§ PROBLEM DESCRIPTION
Emit the data below verbatim, stripping out any pictures.

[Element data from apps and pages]

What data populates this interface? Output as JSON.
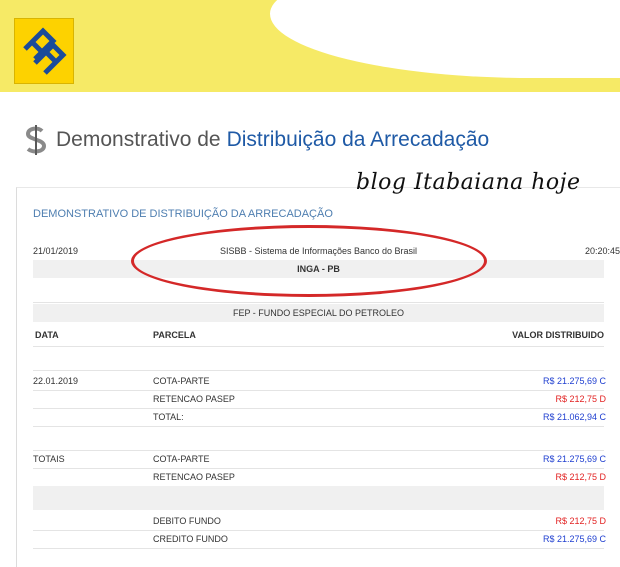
{
  "header": {
    "heading_prefix": "Demonstrativo de",
    "heading_main": "Distribuição da Arrecadação"
  },
  "watermark": "blog Itabaiana hoje",
  "report": {
    "title": "DEMONSTRATIVO DE DISTRIBUIÇÃO DA ARRECADAÇÃO",
    "date": "21/01/2019",
    "system": "SISBB - Sistema de Informações Banco do Brasil",
    "time": "20:20:45",
    "municipality": "INGA - PB",
    "fund": "FEP - FUNDO ESPECIAL DO PETROLEO",
    "columns": {
      "data": "DATA",
      "parcela": "PARCELA",
      "valor": "VALOR DISTRIBUIDO"
    },
    "entries": [
      {
        "data": "22.01.2019",
        "parcela": "COTA-PARTE",
        "valor": "R$ 21.275,69 C",
        "type": "credit"
      },
      {
        "data": "",
        "parcela": "RETENCAO PASEP",
        "valor": "R$ 212,75 D",
        "type": "debit"
      },
      {
        "data": "",
        "parcela": "TOTAL:",
        "valor": "R$ 21.062,94 C",
        "type": "credit"
      }
    ],
    "totals_label": "TOTAIS",
    "totals": [
      {
        "parcela": "COTA-PARTE",
        "valor": "R$ 21.275,69 C",
        "type": "credit"
      },
      {
        "parcela": "RETENCAO PASEP",
        "valor": "R$ 212,75 D",
        "type": "debit"
      }
    ],
    "fund_movements": [
      {
        "parcela": "DEBITO FUNDO",
        "valor": "R$ 212,75 D",
        "type": "debit"
      },
      {
        "parcela": "CREDITO FUNDO",
        "valor": "R$ 21.275,69 C",
        "type": "credit"
      }
    ]
  },
  "colors": {
    "banner": "#f6ea66",
    "title_blue": "#1f5aa6",
    "credit_blue": "#1f3fd0",
    "debit_red": "#e22222",
    "highlight_oval": "#d42828"
  }
}
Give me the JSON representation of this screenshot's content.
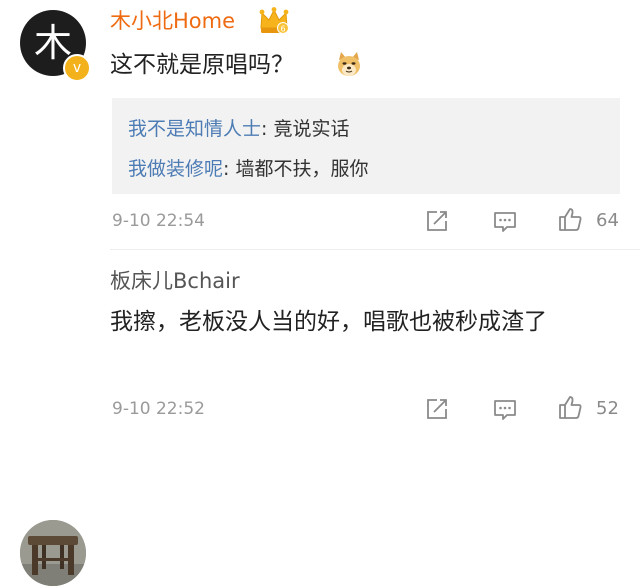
{
  "comments": [
    {
      "username": "木小北Home",
      "avatar_glyph": "木",
      "badge_icon": "crown-icon",
      "verified_icon": "verified-v-icon",
      "verified_mark": "v",
      "text": "这不就是原唱吗？",
      "emoji_icon": "doge-emoji-icon",
      "replies": [
        {
          "name": "我不是知情人士",
          "text": ": 竟说实话"
        },
        {
          "name": "我做装修呢",
          "text": ": 墙都不扶，服你"
        }
      ],
      "time": "9-10 22:54",
      "likes": "64"
    },
    {
      "username": "板床儿Bchair",
      "avatar_icon": "wooden-stool-avatar",
      "text": "我擦，老板没人当的好，唱歌也被秒成渣了",
      "time": "9-10 22:52",
      "likes": "52"
    }
  ],
  "colors": {
    "vip_name": "#ef6b12",
    "reply_name": "#4d7cb5",
    "reply_bg": "#f2f2f2",
    "meta": "#9a9a9a"
  }
}
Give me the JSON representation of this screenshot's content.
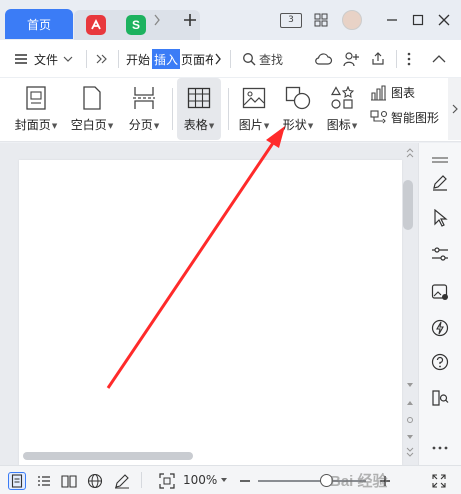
{
  "titlebar": {
    "home_tab": "首页",
    "app_tab_1_letter": "",
    "app_tab_2_letter": "S",
    "badge_text": "3",
    "colors": {
      "home_tab": "#3b7cf6",
      "app1": "#e8383d",
      "app2": "#1db25f"
    }
  },
  "menubar": {
    "file": "文件",
    "start": "开始",
    "insert": "插入",
    "page": "页面布",
    "search": "查找"
  },
  "ribbon": {
    "cover": "封面页",
    "blank": "空白页",
    "pagebreak": "分页",
    "table": "表格",
    "picture": "图片",
    "shape": "形状",
    "icons": "图标",
    "chart": "图表",
    "smartart": "智能图形"
  },
  "statusbar": {
    "zoom": "100%"
  },
  "watermark": "Bai 经验"
}
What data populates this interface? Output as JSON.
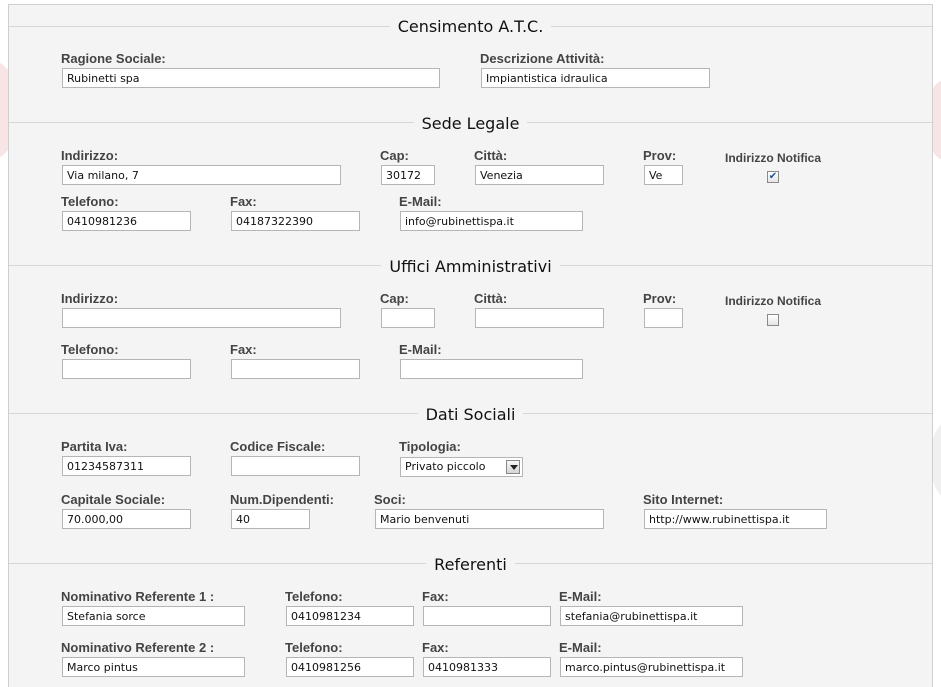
{
  "sections": {
    "censimento": "Censimento A.T.C.",
    "sede_legale": "Sede Legale",
    "uffici": "Uffici Amministrativi",
    "dati_sociali": "Dati Sociali",
    "referenti": "Referenti"
  },
  "censimento": {
    "ragione_sociale_label": "Ragione Sociale:",
    "ragione_sociale": "Rubinetti spa",
    "descrizione_label": "Descrizione Attività:",
    "descrizione": "Impiantistica idraulica"
  },
  "sede": {
    "indirizzo_label": "Indirizzo:",
    "indirizzo": "Via milano, 7",
    "cap_label": "Cap:",
    "cap": "30172",
    "citta_label": "Città:",
    "citta": "Venezia",
    "prov_label": "Prov:",
    "prov": "Ve",
    "notifica_label": "Indirizzo Notifica",
    "notifica_checked": true,
    "telefono_label": "Telefono:",
    "telefono": "0410981236",
    "fax_label": "Fax:",
    "fax": "04187322390",
    "email_label": "E-Mail:",
    "email": "info@rubinettispa.it"
  },
  "uffici": {
    "indirizzo_label": "Indirizzo:",
    "indirizzo": "",
    "cap_label": "Cap:",
    "cap": "",
    "citta_label": "Città:",
    "citta": "",
    "prov_label": "Prov:",
    "prov": "",
    "notifica_label": "Indirizzo Notifica",
    "notifica_checked": false,
    "telefono_label": "Telefono:",
    "telefono": "",
    "fax_label": "Fax:",
    "fax": "",
    "email_label": "E-Mail:",
    "email": ""
  },
  "dati": {
    "piva_label": "Partita Iva:",
    "piva": "01234587311",
    "cf_label": "Codice Fiscale:",
    "cf": "",
    "tipologia_label": "Tipologia:",
    "tipologia": "Privato piccolo",
    "capitale_label": "Capitale Sociale:",
    "capitale": "70.000,00",
    "dipendenti_label": "Num.Dipendenti:",
    "dipendenti": "40",
    "soci_label": "Soci:",
    "soci": "Mario benvenuti",
    "sito_label": "Sito Internet:",
    "sito": "http://www.rubinettispa.it"
  },
  "referenti": {
    "rows": [
      {
        "nome_label": "Nominativo Referente 1 :",
        "nome": "Stefania sorce",
        "tel_label": "Telefono:",
        "tel": "0410981234",
        "fax_label": "Fax:",
        "fax": "",
        "email_label": "E-Mail:",
        "email": "stefania@rubinettispa.it"
      },
      {
        "nome_label": "Nominativo Referente 2 :",
        "nome": "Marco pintus",
        "tel_label": "Telefono:",
        "tel": "0410981256",
        "fax_label": "Fax:",
        "fax": "0410981333",
        "email_label": "E-Mail:",
        "email": "marco.pintus@rubinettispa.it"
      }
    ]
  },
  "icons": {
    "checkbox_checked": "checkmark-icon",
    "dropdown": "chevron-down-icon"
  },
  "colors": {
    "panel": "#f4f4f4",
    "rule": "#d6d6d6",
    "label": "#444444"
  }
}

§ RESPONSE BOX
What data populates this interface? Output as JSON.
{
  "header": {
    "heading_prefix": "Demonstrativo de",
    "heading_main": "Distribuição da Arrecadação"
  },
  "watermark": "blog Itabaiana hoje",
  "report": {
    "title": "DEMONSTRATIVO DE DISTRIBUIÇÃO DA ARRECADAÇÃO",
    "date": "21/01/2019",
    "system": "SISBB - Sistema de Informações Banco do Brasil",
    "time": "20:20:45",
    "municipality": "INGA - PB",
    "fund": "FEP - FUNDO ESPECIAL DO PETROLEO",
    "columns": {
      "data": "DATA",
      "parcela": "PARCELA",
      "valor": "VALOR DISTRIBUIDO"
    },
    "entries": [
      {
        "data": "22.01.2019",
        "parcela": "COTA-PARTE",
        "valor": "R$ 21.275,69 C",
        "type": "credit"
      },
      {
        "data": "",
        "parcela": "RETENCAO PASEP",
        "valor": "R$ 212,75 D",
        "type": "debit"
      },
      {
        "data": "",
        "parcela": "TOTAL:",
        "valor": "R$ 21.062,94 C",
        "type": "credit"
      }
    ],
    "totals_label": "TOTAIS",
    "totals": [
      {
        "parcela": "COTA-PARTE",
        "valor": "R$ 21.275,69 C",
        "type": "credit"
      },
      {
        "parcela": "RETENCAO PASEP",
        "valor": "R$ 212,75 D",
        "type": "debit"
      }
    ],
    "fund_movements": [
      {
        "parcela": "DEBITO FUNDO",
        "valor": "R$ 212,75 D",
        "type": "debit"
      },
      {
        "parcela": "CREDITO FUNDO",
        "valor": "R$ 21.275,69 C",
        "type": "credit"
      }
    ]
  },
  "colors": {
    "banner": "#f6ea66",
    "title_blue": "#1f5aa6",
    "credit_blue": "#1f3fd0",
    "debit_red": "#e22222",
    "highlight_oval": "#d42828"
  }
}
Give me the JSON representation of this screenshot's content.
{
  "comments": [
    {
      "username": "木小北Home",
      "avatar_glyph": "木",
      "badge_icon": "crown-icon",
      "verified_icon": "verified-v-icon",
      "verified_mark": "v",
      "text": "这不就是原唱吗？",
      "emoji_icon": "doge-emoji-icon",
      "replies": [
        {
          "name": "我不是知情人士",
          "text": ": 竟说实话"
        },
        {
          "name": "我做装修呢",
          "text": ": 墙都不扶，服你"
        }
      ],
      "time": "9-10 22:54",
      "likes": "64"
    },
    {
      "username": "板床儿Bchair",
      "avatar_icon": "wooden-stool-avatar",
      "text": "我擦，老板没人当的好，唱歌也被秒成渣了",
      "time": "9-10 22:52",
      "likes": "52"
    }
  ],
  "colors": {
    "vip_name": "#ef6b12",
    "reply_name": "#4d7cb5",
    "reply_bg": "#f2f2f2",
    "meta": "#9a9a9a"
  }
}
Give me the JSON representation of this screenshot's content.
{
  "titlebar": {
    "home_tab": "首页",
    "app_tab_1_letter": "",
    "app_tab_2_letter": "S",
    "badge_text": "3",
    "colors": {
      "home_tab": "#3b7cf6",
      "app1": "#e8383d",
      "app2": "#1db25f"
    }
  },
  "menubar": {
    "file": "文件",
    "start": "开始",
    "insert": "插入",
    "page": "页面布",
    "search": "查找"
  },
  "ribbon": {
    "cover": "封面页",
    "blank": "空白页",
    "pagebreak": "分页",
    "table": "表格",
    "picture": "图片",
    "shape": "形状",
    "icons": "图标",
    "chart": "图表",
    "smartart": "智能图形"
  },
  "statusbar": {
    "zoom": "100%"
  },
  "watermark": "Bai 经验"
}
What data populates this interface? Output as JSON.
{
  "sections": {
    "censimento": "Censimento A.T.C.",
    "sede_legale": "Sede Legale",
    "uffici": "Uffici Amministrativi",
    "dati_sociali": "Dati Sociali",
    "referenti": "Referenti"
  },
  "censimento": {
    "ragione_sociale_label": "Ragione Sociale:",
    "ragione_sociale": "Rubinetti spa",
    "descrizione_label": "Descrizione Attività:",
    "descrizione": "Impiantistica idraulica"
  },
  "sede": {
    "indirizzo_label": "Indirizzo:",
    "indirizzo": "Via milano, 7",
    "cap_label": "Cap:",
    "cap": "30172",
    "citta_label": "Città:",
    "citta": "Venezia",
    "prov_label": "Prov:",
    "prov": "Ve",
    "notifica_label": "Indirizzo Notifica",
    "notifica_checked": true,
    "telefono_label": "Telefono:",
    "telefono": "0410981236",
    "fax_label": "Fax:",
    "fax": "04187322390",
    "email_label": "E-Mail:",
    "email": "info@rubinettispa.it"
  },
  "uffici": {
    "indirizzo_label": "Indirizzo:",
    "indirizzo": "",
    "cap_label": "Cap:",
    "cap": "",
    "citta_label": "Città:",
    "citta": "",
    "prov_label": "Prov:",
    "prov": "",
    "notifica_label": "Indirizzo Notifica",
    "notifica_checked": false,
    "telefono_label": "Telefono:",
    "telefono": "",
    "fax_label": "Fax:",
    "fax": "",
    "email_label": "E-Mail:",
    "email": ""
  },
  "dati": {
    "piva_label": "Partita Iva:",
    "piva": "01234587311",
    "cf_label": "Codice Fiscale:",
    "cf": "",
    "tipologia_label": "Tipologia:",
    "tipologia": "Privato piccolo",
    "capitale_label": "Capitale Sociale:",
    "capitale": "70.000,00",
    "dipendenti_label": "Num.Dipendenti:",
    "dipendenti": "40",
    "soci_label": "Soci:",
    "soci": "Mario benvenuti",
    "sito_label": "Sito Internet:",
    "sito": "http://www.rubinettispa.it"
  },
  "referenti": {
    "rows": [
      {
        "nome_label": "Nominativo Referente 1 :",
        "nome": "Stefania sorce",
        "tel_label": "Telefono:",
        "tel": "0410981234",
        "fax_label": "Fax:",
        "fax": "",
        "email_label": "E-Mail:",
        "email": "stefania@rubinettispa.it"
      },
      {
        "nome_label": "Nominativo Referente 2 :",
        "nome": "Marco pintus",
        "tel_label": "Telefono:",
        "tel": "0410981256",
        "fax_label": "Fax:",
        "fax": "0410981333",
        "email_label": "E-Mail:",
        "email": "marco.pintus@rubinettispa.it"
      }
    ]
  },
  "icons": {
    "checkbox_checked": "checkmark-icon",
    "dropdown": "chevron-down-icon"
  },
  "colors": {
    "panel": "#f4f4f4",
    "rule": "#d6d6d6",
    "label": "#444444"
  }
}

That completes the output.